*** Opening of Exercise inputs ***

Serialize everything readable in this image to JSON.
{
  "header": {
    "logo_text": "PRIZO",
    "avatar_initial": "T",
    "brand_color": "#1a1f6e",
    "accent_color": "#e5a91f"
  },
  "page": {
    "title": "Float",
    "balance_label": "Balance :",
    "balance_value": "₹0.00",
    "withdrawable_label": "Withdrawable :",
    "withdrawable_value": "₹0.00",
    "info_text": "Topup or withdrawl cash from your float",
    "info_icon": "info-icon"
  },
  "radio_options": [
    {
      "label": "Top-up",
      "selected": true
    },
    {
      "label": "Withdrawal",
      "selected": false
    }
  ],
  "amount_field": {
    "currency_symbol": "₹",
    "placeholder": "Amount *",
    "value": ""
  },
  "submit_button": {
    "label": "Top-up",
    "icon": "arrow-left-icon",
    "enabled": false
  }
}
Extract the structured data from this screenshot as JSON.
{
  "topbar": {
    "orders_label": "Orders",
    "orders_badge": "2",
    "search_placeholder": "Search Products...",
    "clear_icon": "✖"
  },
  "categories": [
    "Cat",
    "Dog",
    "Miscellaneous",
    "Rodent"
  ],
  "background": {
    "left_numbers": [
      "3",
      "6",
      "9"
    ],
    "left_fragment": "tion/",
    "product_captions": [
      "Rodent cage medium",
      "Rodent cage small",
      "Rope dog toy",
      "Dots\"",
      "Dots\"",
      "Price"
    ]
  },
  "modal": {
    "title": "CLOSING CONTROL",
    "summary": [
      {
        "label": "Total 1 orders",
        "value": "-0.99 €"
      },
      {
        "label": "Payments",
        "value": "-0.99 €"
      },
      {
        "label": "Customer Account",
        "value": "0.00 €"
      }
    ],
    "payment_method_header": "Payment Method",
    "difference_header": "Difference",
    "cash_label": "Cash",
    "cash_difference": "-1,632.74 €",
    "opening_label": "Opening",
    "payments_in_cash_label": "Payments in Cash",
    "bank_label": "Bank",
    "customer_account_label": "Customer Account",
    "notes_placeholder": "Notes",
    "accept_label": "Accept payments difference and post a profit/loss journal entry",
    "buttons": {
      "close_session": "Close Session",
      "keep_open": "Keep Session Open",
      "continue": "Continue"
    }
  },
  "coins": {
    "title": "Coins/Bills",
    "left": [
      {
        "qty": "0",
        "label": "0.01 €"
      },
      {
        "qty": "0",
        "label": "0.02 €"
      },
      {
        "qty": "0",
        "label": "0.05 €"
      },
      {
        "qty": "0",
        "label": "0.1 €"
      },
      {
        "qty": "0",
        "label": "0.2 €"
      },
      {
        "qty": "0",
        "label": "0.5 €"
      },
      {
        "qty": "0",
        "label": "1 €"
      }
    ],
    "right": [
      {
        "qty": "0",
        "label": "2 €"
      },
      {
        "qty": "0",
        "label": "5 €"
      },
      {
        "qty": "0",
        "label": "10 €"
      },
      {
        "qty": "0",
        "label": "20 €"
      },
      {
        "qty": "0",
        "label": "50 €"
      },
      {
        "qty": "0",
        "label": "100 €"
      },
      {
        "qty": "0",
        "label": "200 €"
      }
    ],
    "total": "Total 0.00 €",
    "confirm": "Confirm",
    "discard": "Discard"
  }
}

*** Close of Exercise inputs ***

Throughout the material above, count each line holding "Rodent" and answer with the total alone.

> **Answer**: 3